For people with motor neurone disease (MND) who need care, equipment and home modifications, one day can mean the difference between $50,000 or $500,000 in funding each a year.
Support group MND Victoria says an “arbitrary cut-off” means those diagnosed before the age of 65 are funded under the National Disability Insurance Scheme (NDIS), while those diagnosed after that age are covered only by an aged-care package.
For the 2,100 Australians living with MND, this can mean the difference between two hours of funded care each day, or 24/7 support, as unlike the NDIS, aged care has a $54,000 limit.
74-year-old Central Victorian man Michael Coles, who was diagnosed with MND four years ago, can’t use his legs, can’t move his arms and can barely move his hands.
“I have no mobility at all in my legs.
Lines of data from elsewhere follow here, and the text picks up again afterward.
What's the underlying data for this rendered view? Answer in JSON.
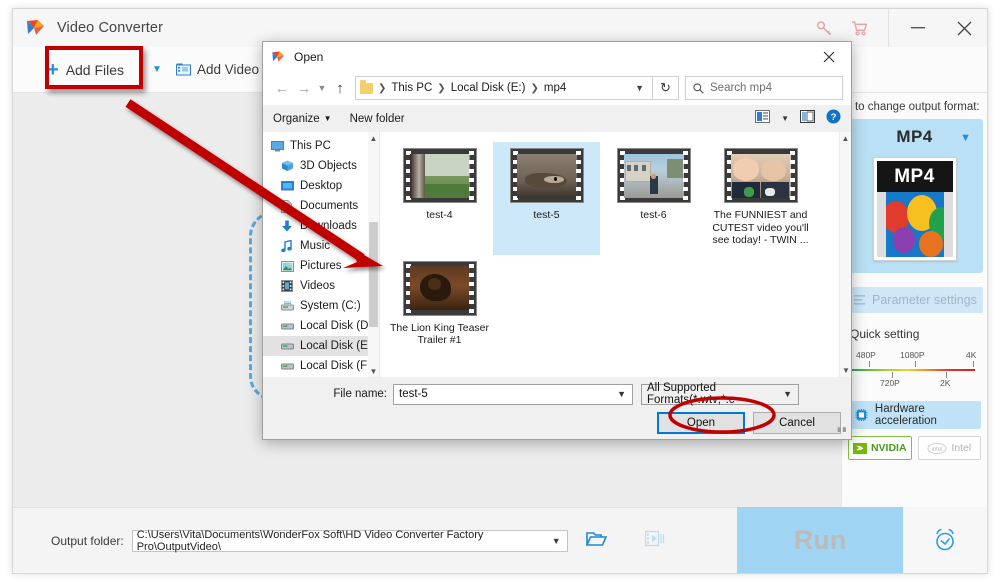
{
  "app": {
    "title": "Video Converter",
    "logo_icon": "wonderfox-logo-icon",
    "titlebar_icons": [
      {
        "name": "key-icon",
        "label": ""
      },
      {
        "name": "cart-icon",
        "label": ""
      }
    ],
    "window_controls": [
      {
        "name": "minimize-button",
        "glyph": "—"
      },
      {
        "name": "close-button",
        "glyph": "✕"
      }
    ],
    "toolbar": {
      "add_files_label": "Add Files",
      "add_files_icon": "plus-icon",
      "dropdown_icon": "chevron-down-icon",
      "add_video_label": "Add Video",
      "add_video_icon": "film-folder-icon"
    },
    "right_panel": {
      "change_format_hint": "k to change output format:",
      "format_name": "MP4",
      "format_caret_icon": "chevron-down-icon",
      "format_thumb_label": "MP4",
      "parameter_settings_label": "Parameter settings",
      "parameter_settings_icon": "sliders-icon",
      "quick_setting_label": "Quick setting",
      "quick_setting_ticks_top": [
        "480P",
        "1080P",
        "4K"
      ],
      "quick_setting_ticks_bottom": [
        "720P",
        "2K"
      ],
      "hardware_accel_label": "Hardware acceleration",
      "hardware_accel_icon": "chip-icon",
      "gpu_chips": [
        {
          "label": "NVIDIA",
          "enabled": true,
          "icon": "nvidia-icon"
        },
        {
          "label": "Intel",
          "enabled": false,
          "icon": "intel-icon"
        }
      ]
    },
    "footer": {
      "output_folder_label": "Output folder:",
      "output_folder_path": "C:\\Users\\Vita\\Documents\\WonderFox Soft\\HD Video Converter Factory Pro\\OutputVideo\\",
      "dropdown_icon": "chevron-down-icon",
      "open_folder_icon": "folder-open-icon",
      "merge_icon": "merge-video-icon",
      "run_label": "Run",
      "alarm_icon": "alarm-clock-icon"
    }
  },
  "dialog": {
    "title": "Open",
    "logo_icon": "wonderfox-logo-icon",
    "close_icon": "close-icon",
    "nav": {
      "back_icon": "arrow-left-icon",
      "forward_icon": "arrow-right-icon",
      "recent_icon": "chevron-down-icon",
      "up_icon": "arrow-up-icon",
      "breadcrumb_icon": "folder-icon",
      "breadcrumb": [
        "This PC",
        "Local Disk (E:)",
        "mp4"
      ],
      "breadcrumb_caret_icon": "chevron-down-icon",
      "refresh_icon": "refresh-icon",
      "search_icon": "search-icon",
      "search_placeholder": "Search mp4"
    },
    "commandbar": {
      "organize_label": "Organize",
      "organize_caret_icon": "chevron-down-icon",
      "new_folder_label": "New folder",
      "view_icon": "view-layout-icon",
      "view_caret_icon": "chevron-down-icon",
      "preview_pane_icon": "preview-pane-icon",
      "help_icon": "help-icon"
    },
    "tree": {
      "scroll_up_icon": "chevron-up-icon",
      "scroll_down_icon": "chevron-down-icon",
      "items": [
        {
          "label": "This PC",
          "icon": "monitor-icon",
          "level": 0,
          "selected": false
        },
        {
          "label": "3D Objects",
          "icon": "cube-icon",
          "level": 1,
          "selected": false
        },
        {
          "label": "Desktop",
          "icon": "desktop-icon",
          "level": 1,
          "selected": false
        },
        {
          "label": "Documents",
          "icon": "document-icon",
          "level": 1,
          "selected": false
        },
        {
          "label": "Downloads",
          "icon": "download-icon",
          "level": 1,
          "selected": false
        },
        {
          "label": "Music",
          "icon": "music-icon",
          "level": 1,
          "selected": false
        },
        {
          "label": "Pictures",
          "icon": "pictures-icon",
          "level": 1,
          "selected": false
        },
        {
          "label": "Videos",
          "icon": "videos-icon",
          "level": 1,
          "selected": false
        },
        {
          "label": "System (C:)",
          "icon": "system-drive-icon",
          "level": 1,
          "selected": false
        },
        {
          "label": "Local Disk (D:)",
          "icon": "drive-icon",
          "level": 1,
          "selected": false
        },
        {
          "label": "Local Disk (E:)",
          "icon": "drive-icon",
          "level": 1,
          "selected": true
        },
        {
          "label": "Local Disk (F:)",
          "icon": "drive-icon",
          "level": 1,
          "selected": false
        }
      ]
    },
    "files": {
      "scroll_up_icon": "chevron-up-icon",
      "scroll_down_icon": "chevron-down-icon",
      "items": [
        {
          "name": "test-4",
          "selected": false,
          "thumb": "garden"
        },
        {
          "name": "test-5",
          "selected": true,
          "thumb": "snake"
        },
        {
          "name": "test-6",
          "selected": false,
          "thumb": "station"
        },
        {
          "name": "The FUNNIEST and CUTEST video you'll see today! - TWIN ...",
          "selected": false,
          "thumb": "twins"
        },
        {
          "name": "The Lion King Teaser Trailer #1",
          "selected": false,
          "thumb": "lionking"
        }
      ]
    },
    "bottom": {
      "file_name_label": "File name:",
      "file_name_value": "test-5",
      "file_name_caret_icon": "chevron-down-icon",
      "filter_value": "All Supported Formats(*.wtv;*.c",
      "filter_caret_icon": "chevron-down-icon",
      "open_label": "Open",
      "cancel_label": "Cancel",
      "resize_grip_icon": "resize-grip-icon"
    }
  },
  "annotations": {
    "highlight_color": "#c00000",
    "box_target": "add-files-button",
    "arrow_from": "add-files-button",
    "arrow_to": "file-list",
    "ellipse_target": "open-button"
  }
}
I can’t even wriggle my legs to make them more comfortable,” Mr Coles said.
“Same with my arms. So I can’t lift my hands. I can’t straighten these fingers.
“I used to sing a lot, but just can’t now, because I can’t go through a complete phrase without taking a breath.”
When he is moved from his specially designed armchair, he experiences an excruciating burning sensation.
But there’s nothing wrong with Mr Coles’s sense of humour.
“If I could move my hands, I’d slap my forehead and say, ‘Sh [s**t] … shellgrip!”
“It’s a real comedy, I got to tell ya.”
An armchair, which he spends between seven and 10 hours a day sitting in, was one of several things he could not get funded through his $54,000-a-year care plan.
Like 55 per cent of Australians who live with MND, Mr Coles was over the age of 65 when he was diagnosed, meaning he fell into the “unlucky” category of funding, as MND Victoria describes it.
“Why is it that someone of my age who has this disability can not get NDIS? Am I not disabled?” Mr Coles said.
‘Dreadfully unfair’ difference in funding
MND Victoria CEO Kate Johnson said someone with the disease who had an NDIS plan would receive about $200,000 a year on average — more than triple what Mr Coles received.
But if they were considered high needs, like Mr Coles was, they could receive up to $600,000 a year.
“The needs of people under and over 65 with MND are the same,” Ms Johnson said.
“Their needs are very great as the disease progresses, so to have access to only $54,000 for support … is very unjust.
“If you are over 65, you can’t register for the National Disability Insurance Scheme, so it’s a bit of a lottery in terms of funding, depending on whether you’re 65 or not.
“We’ve known of two men who were friends through their footy club, both living in the same town, one diagnosed under 65 and one over 65.
“The one that was under 65 had ramps, equipment, all of his care paid for through the NDIS.
MND Victoria spends $1.2 million a year helping people get access to assistive technology.
Ms Johnson said the fact that about half of those living with the disease were not eligible for NDIS funding was “dreadfully unfair”.
“It’s an arbitrary cut-off, that at 65, you can’t access the support through the NDIS and you’re forced to go through government-funded aged care,” she said.
MND Victoria is calling for the new federal government to review aged-care funding and introduce a needs-based model that provides more equitable funding for anyone over the age of 65 who has a disability.
“We know that there are people on the NDIS that have potentially two workers at their home 24 hours a day to provide support, and an aged care package will only provide a couple of hours each day,” Ms Johnson said.
‘Possible reforms’ for in-home aged care, government says
A Department of Social Services spokesperson said the cut-off age for the NDIS was a recommendation from the Productivity Commission in 2011.
“Those 65 or older could be supported through aged care, and that remains the case,” the spokesperson said.
“The government has committed to review the NDIS design, operation and sustainability and bring forward a planned review of the scheme.
“The government will consult on terms of reference that will consider all available evidence and look at benefits as well as problems inside and outside the NDIS.”
A Department of Health spokesperson said the government was consulting with stakeholders and people who received aged-care funding about possible reforms for in-home aged care.
“The government is committed to fixing the aged-care crisis, and has committed to investing an additional $2.5 billion to ensure older Australians receive the aged care they deserve.”
Possible reforms too late for pensioners
Mr Coles and his wife Jennie have spent thousands of dollars buying things he needs, like a new chair, squares of temporary carpet and a bathroom renovation to make it accessible for someone with MND.
Mr Coles said without financial help from family, he did not know where he would be.
“The van has a hydraulic lifter so I can get in and out, so we can go places. We couldn’t buy that,” he said.
While requests for some things were denied, because they were deemed to be home improvements, others took months for the funding to come through, Mr Coles said.
Mr Coles said he had $32,000 in funding waiting to be spent, but he was not able to get things approved.
“Out of my $50,000 [in funding], $12,000 goes to admin … $900 a month,” he said.
For Ms Coles, some days a funding fight is too hard a battle.
“Sometimes we go, ‘What’s the point?’ We need our sanity more than a cup or mug.
“The frustration you feel from something like this … overtakes your entire life.